People tend to consume more of fruits and vegetables as adults than they did as kids, says a new report.
People tend to consume more of fruits and vegetables as adults than they did as kids, a study has revealed.
The study conducted by nutritionists at the University of Newcastle, has found that contrary to the popular opinion, adults eat around twice the amount of fruit and vegetables and less fat and sugar than they did as children.
The research team led by Amelia Lake has also revealed that what people eat is strongly influenced by parents, partners and children along with their amount of free time and work patterns. These factors can exert either a positive or a negative effect.
Researchers found that men mostly feel that their partners have a positive influence on their diet, while women usually find their partners' influence negative.

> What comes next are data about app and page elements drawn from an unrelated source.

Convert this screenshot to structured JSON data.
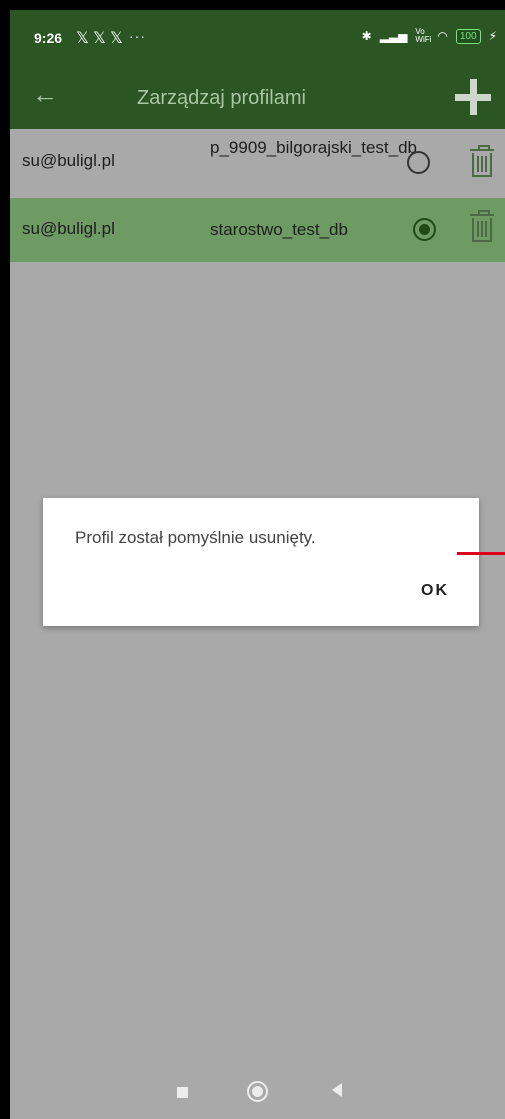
{
  "statusbar": {
    "time": "9:26",
    "x_icons": [
      "𝕏",
      "𝕏",
      "𝕏"
    ],
    "more": "···",
    "signal_text": "ⁱᵢ",
    "wifi_label": "Vo WiFi",
    "battery": "100"
  },
  "appbar": {
    "title": "Zarządzaj profilami"
  },
  "profiles": [
    {
      "email": "su@buligl.pl",
      "database": "p_9909_bilgorajski_test_db",
      "selected": false
    },
    {
      "email": "su@buligl.pl",
      "database": "starostwo_test_db",
      "selected": true
    }
  ],
  "dialog": {
    "message": "Profil został pomyślnie usunięty.",
    "ok_label": "OK"
  },
  "colors": {
    "appbar": "#2b5623",
    "selected_row": "#6e9a63",
    "overlay_background": "#a9a9a9",
    "annotation": "#e0001b"
  }
}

A third of participants in the study held their busy lifestyle responsible for not being able to prepare 'healthy meals', often because they believed fruit and vegetables needed time for preparation and cooking.
According to Lake, these findings suggest that although general healthy eating messages are getting through to most people, they also needed to be more carefully targeted to reach individuals who believe their lifestyle still prevents them from eating well.
"These results suggest that the diet is really up to the individual and their personality, and that general health messages are not necessarily enough when a variety of factors are working to prevent people from eating healthily," she said.
"A lot depends on people's individual coping mechanisms and attitude to life. A lack of time is not necessarily the reason for people not attempting to eat healthily. Some working adults are inspired to make a healthy meal in the evenings, while somebody with the same amount of time on their hands would feel under pressure and be inclined to send out for a takeaway," she added.